TASK REQUIREMENTS
The response must be made up of the lines in the entries below that contain "ylabel".

STUDY MATERIAL
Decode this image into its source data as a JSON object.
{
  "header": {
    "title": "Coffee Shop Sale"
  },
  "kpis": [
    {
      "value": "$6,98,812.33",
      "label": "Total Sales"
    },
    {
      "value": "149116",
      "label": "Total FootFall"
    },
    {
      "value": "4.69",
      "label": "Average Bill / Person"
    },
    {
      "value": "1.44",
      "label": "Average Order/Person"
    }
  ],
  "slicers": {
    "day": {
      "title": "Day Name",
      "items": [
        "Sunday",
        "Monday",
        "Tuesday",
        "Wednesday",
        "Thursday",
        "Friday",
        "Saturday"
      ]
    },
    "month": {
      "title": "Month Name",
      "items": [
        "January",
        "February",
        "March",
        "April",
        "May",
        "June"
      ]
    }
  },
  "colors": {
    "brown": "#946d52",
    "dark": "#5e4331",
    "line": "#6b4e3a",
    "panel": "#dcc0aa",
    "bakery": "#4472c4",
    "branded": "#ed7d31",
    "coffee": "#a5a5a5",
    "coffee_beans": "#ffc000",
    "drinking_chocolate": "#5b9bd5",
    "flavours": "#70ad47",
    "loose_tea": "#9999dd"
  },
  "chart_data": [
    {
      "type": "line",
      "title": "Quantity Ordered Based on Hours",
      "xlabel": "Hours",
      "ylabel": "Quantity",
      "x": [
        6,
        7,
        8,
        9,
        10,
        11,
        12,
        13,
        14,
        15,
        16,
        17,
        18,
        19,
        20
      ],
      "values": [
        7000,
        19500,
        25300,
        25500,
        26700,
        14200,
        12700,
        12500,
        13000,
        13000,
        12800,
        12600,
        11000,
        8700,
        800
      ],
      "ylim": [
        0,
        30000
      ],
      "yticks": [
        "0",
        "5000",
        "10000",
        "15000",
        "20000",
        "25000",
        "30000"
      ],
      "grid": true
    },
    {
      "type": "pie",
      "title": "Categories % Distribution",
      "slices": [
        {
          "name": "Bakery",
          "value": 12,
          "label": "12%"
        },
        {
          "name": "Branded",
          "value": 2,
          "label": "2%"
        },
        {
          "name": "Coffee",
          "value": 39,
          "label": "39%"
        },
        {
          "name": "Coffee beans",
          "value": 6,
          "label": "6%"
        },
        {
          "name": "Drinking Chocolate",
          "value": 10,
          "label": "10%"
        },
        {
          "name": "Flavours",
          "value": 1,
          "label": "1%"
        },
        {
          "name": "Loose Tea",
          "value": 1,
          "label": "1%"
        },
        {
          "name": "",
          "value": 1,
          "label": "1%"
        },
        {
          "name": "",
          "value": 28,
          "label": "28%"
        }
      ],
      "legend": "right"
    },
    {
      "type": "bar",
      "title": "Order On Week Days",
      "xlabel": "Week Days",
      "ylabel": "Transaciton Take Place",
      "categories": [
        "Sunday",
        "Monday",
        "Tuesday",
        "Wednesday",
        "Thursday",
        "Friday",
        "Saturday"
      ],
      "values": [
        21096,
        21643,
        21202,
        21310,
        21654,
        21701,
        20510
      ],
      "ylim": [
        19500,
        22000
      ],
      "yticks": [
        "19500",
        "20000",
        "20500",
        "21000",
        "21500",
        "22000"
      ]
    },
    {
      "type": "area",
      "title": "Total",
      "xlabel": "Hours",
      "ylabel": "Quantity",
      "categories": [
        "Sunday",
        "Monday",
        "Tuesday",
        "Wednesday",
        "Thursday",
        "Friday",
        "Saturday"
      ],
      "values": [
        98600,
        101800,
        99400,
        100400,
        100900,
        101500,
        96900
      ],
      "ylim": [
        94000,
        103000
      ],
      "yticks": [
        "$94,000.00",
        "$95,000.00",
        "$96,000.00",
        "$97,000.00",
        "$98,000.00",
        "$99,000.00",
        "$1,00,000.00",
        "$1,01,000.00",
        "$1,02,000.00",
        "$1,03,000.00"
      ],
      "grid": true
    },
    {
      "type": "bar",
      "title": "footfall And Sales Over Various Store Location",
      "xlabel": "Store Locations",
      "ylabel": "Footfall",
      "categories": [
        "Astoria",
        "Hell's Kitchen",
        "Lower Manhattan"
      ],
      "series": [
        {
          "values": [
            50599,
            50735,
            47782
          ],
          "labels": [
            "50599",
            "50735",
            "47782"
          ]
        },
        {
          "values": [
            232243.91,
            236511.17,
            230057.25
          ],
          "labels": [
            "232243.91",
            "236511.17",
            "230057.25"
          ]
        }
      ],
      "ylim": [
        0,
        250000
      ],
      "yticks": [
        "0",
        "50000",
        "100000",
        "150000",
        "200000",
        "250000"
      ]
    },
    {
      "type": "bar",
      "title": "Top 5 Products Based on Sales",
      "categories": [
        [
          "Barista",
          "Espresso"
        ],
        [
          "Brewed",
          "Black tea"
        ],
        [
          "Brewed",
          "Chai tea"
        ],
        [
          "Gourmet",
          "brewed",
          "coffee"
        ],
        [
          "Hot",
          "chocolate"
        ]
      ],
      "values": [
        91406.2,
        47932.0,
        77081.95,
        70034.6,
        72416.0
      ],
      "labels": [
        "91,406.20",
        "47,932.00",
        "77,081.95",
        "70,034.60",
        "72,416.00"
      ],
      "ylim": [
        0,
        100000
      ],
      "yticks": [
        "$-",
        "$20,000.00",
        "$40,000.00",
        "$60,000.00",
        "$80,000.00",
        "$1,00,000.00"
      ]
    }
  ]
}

ANSWER BELOW
      "ylabel": "Quantity",
      "ylabel": "Transaciton Take Place",
      "ylabel": "Quantity",
      "ylabel": "Footfall",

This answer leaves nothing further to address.